- I was taller than most of the boys in my class, and I didn’t wear a bra until senior high school.
My mom always let me be me. She would check with me as I got older sometimes, maybe offering another alternative for consideration, but she supported my final decisions.
Mostly, I liked being weird. I have always enjoyed quirky things, new adventures; they attracted me. It’s a lot of why I became such a foodie, wanting to try new tastes and understand how to incorporate them. Becoming a sommelier was a perfect fit – it’s a bit of a nerdy pursuit, learning all that history and geography and tasting wine but then spitting it out.
When I took up gardening, I found another weird way to express myself. Just like that embroidered top, the flowers that attract me are unique:
For some people, all this is just too much of a difference. It can scare them away. I have been very fortunate to find some wonderful friends over the years, but often I’ve encountered folks who just don’t know what to do with me, or how to respond to all my weirdness.
I remember asking my mom one particularly tough day at about the age of 15, “All of this is just a phase, right? It will pass, I’ll grow out of it, won’t I?” Without hesitating, she answered, “No dear, it’s not a phase. You’ll have to learn to live with it.”
I think back then I figured she was kidding. It took me another few years to realize that I was born NOT to fit in. The more I tried to be a part of the cool crowd, the more they disliked me. I should have connected the dots, knowing that my tastes were different. Once I understood that others who had similar (equally weird) tastes were my tribe, then I stopped trying to explain the differences as a way of being accepted.
On this Mother’s Day as I strolled through my garden, and as I crafted the olive-wood smoked oil & vintage balsamic vinaigrette for our salad with dinner, I was thinking of my mom and her encouragement of my true self.
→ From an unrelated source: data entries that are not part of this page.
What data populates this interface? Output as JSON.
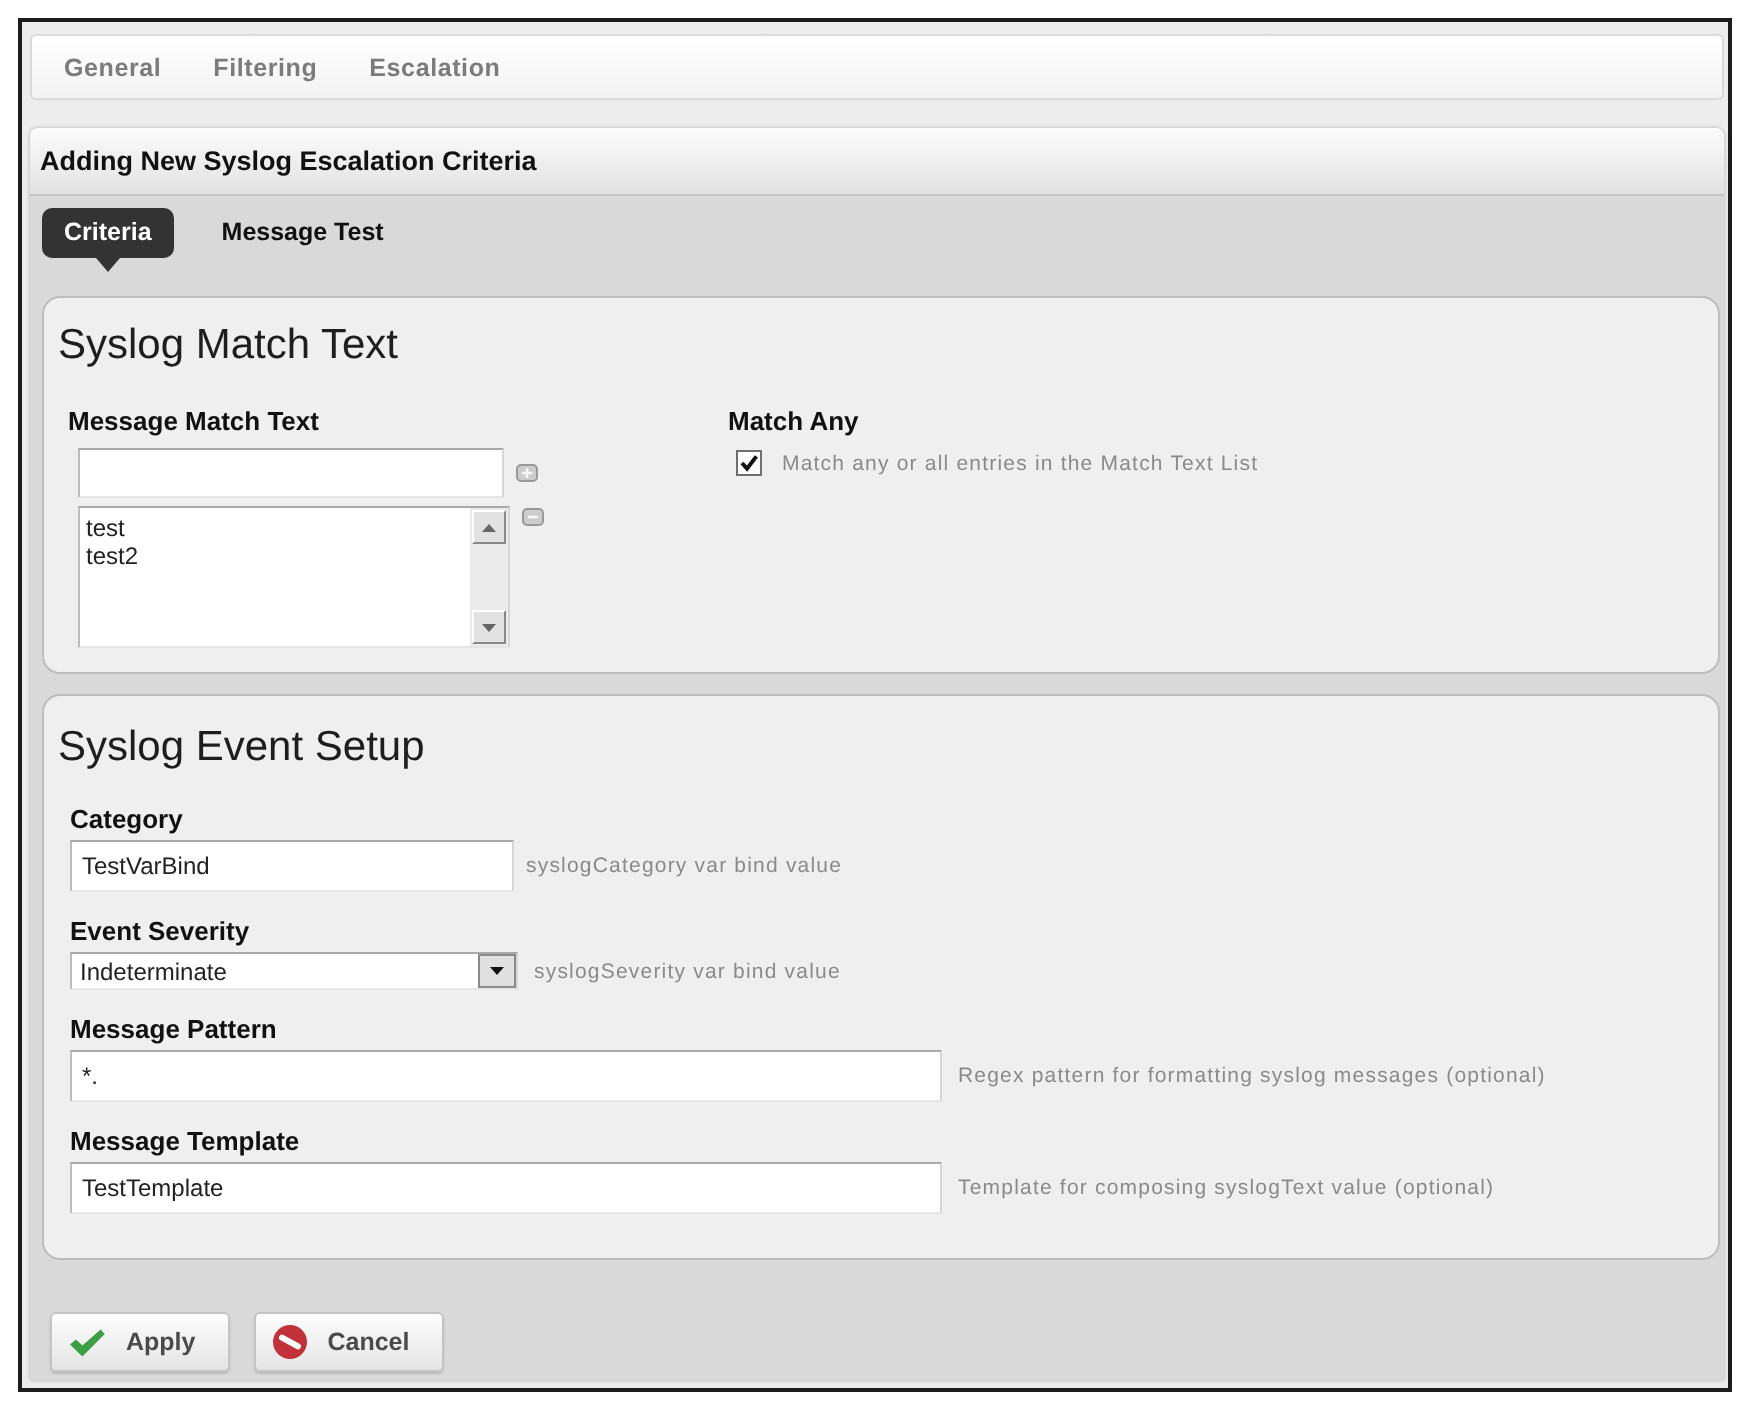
{
  "top_tabs": [
    {
      "label": "General",
      "selected": false
    },
    {
      "label": "Filtering",
      "selected": false
    },
    {
      "label": "Escalation",
      "selected": false
    }
  ],
  "panel": {
    "title": "Adding New Syslog Escalation Criteria"
  },
  "sub_tabs": [
    {
      "label": "Criteria",
      "selected": true
    },
    {
      "label": "Message Test",
      "selected": false
    }
  ],
  "match_section": {
    "title": "Syslog Match Text",
    "match_text": {
      "label": "Message Match Text",
      "items": [
        "test",
        "test2"
      ]
    },
    "match_any": {
      "label": "Match Any",
      "option": "Match any or all entries in the Match Text List",
      "checked": true
    }
  },
  "event_section": {
    "title": "Syslog Event Setup",
    "fields": [
      {
        "kind": "text",
        "label": "Category",
        "value": "TestVarBind",
        "hint": "syslogCategory var bind value"
      },
      {
        "kind": "select",
        "label": "Event Severity",
        "value": "Indeterminate",
        "hint": "syslogSeverity var bind value"
      },
      {
        "kind": "text",
        "label": "Message Pattern",
        "value": "*.",
        "hint": "Regex pattern for formatting syslog messages (optional)"
      },
      {
        "kind": "text",
        "label": "Message Template",
        "value": "TestTemplate",
        "hint": "Template for composing syslogText value (optional)"
      }
    ]
  },
  "buttons": [
    {
      "kind": "apply",
      "label": "Apply"
    },
    {
      "kind": "cancel",
      "label": "Cancel"
    }
  ]
}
She was always a traditional Mom, making great cookies and putting notes in my lunch and sewing my Hallowe’en costumes… but the best thing my mom did for me was help me understand who I really am.
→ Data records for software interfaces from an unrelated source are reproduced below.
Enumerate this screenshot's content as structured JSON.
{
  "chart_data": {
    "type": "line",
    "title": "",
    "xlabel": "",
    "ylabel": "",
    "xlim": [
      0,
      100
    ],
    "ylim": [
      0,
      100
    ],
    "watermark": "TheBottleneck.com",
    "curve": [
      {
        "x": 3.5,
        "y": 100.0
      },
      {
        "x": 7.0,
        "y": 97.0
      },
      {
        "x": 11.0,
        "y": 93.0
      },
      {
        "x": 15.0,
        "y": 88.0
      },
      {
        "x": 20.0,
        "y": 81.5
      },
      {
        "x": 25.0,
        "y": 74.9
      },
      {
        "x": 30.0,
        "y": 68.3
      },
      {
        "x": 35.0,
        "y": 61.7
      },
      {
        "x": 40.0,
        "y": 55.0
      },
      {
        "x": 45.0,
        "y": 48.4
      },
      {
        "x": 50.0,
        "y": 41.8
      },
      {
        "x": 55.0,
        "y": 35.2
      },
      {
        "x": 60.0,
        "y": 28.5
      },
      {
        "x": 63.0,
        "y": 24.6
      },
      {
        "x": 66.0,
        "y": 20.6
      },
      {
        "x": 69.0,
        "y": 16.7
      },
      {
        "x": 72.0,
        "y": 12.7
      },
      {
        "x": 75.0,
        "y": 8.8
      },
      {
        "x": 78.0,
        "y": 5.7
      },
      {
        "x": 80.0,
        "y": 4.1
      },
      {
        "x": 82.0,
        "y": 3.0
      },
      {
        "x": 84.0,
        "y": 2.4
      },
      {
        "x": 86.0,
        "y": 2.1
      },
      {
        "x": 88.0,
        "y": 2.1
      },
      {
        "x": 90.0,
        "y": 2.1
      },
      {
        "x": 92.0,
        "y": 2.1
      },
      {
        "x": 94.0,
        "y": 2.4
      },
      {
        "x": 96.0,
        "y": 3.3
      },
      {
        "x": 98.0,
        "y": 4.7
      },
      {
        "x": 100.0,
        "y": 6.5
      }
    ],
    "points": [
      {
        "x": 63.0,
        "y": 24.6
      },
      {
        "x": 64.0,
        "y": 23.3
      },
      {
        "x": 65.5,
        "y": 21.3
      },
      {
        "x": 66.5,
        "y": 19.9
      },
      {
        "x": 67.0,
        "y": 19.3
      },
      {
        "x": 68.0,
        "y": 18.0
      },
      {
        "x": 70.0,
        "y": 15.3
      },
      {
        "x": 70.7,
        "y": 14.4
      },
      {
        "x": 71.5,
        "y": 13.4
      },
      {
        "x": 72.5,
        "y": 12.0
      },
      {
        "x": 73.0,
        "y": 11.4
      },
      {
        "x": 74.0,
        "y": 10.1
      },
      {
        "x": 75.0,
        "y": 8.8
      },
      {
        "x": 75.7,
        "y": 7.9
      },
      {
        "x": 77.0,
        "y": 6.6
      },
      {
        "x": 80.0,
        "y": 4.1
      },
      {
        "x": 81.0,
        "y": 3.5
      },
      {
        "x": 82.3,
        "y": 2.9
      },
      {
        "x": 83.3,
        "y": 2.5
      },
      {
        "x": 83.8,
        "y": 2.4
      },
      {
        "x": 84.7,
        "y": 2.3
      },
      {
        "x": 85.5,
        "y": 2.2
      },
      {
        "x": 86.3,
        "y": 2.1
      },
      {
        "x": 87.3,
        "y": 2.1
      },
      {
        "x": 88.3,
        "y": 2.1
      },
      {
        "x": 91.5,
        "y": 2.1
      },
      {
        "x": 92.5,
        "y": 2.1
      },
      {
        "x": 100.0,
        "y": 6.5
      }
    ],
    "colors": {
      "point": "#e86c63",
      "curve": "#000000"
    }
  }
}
Thanks, Mom. Cheers!
When the world falls away, what else can you do but pause a moment to think of your own little world?
We are in a haze at the moment, with smoke from forest fires to the west and the north drifting into our valley of paradise. Depending on which way the wind blows, the smoke hangs on one side of the valley or the other.
When I got up this morning, everything but our little domain had disappeared in an eerie sort of brownish fog. I could see the vegetable fields, and the farm market at the end of the street, but the town and hills beyond were gone. There was no sign of the lake and what was usually beyond seemed a figment of my imagination. In the air was the scent of ash, charcoal – like the melancholy smell that signifies the end of an evening bonfire.
I suddenly felt a rush of gratitude. Here I was walking casually with Ella, having just stopped to nibble berries from our bushes in the front yard. I watched the young crew picking cucumbers and zucchinis from the fields to be sold at the farm market. So peaceful. But with an underlying sense of foreboding.
I was struck later in the day too, by a story shared from someone I know of their recent tough family times. They were stoic, and gave the advice “Hug your loved ones. Hug them hard.” I was heartbroken for them in their difficulty and also inspired by their ability to carry on. Using love as a force in life, a way to sustain oneself, is quite possibly the best diet you can adopt.
I’m using today as motivation to focus even more on the value of my time to sit and share a meal. The simple moments around a table are the perfect time for us to soak in the love and be grateful for our blessings.
There but for the grace of God go I.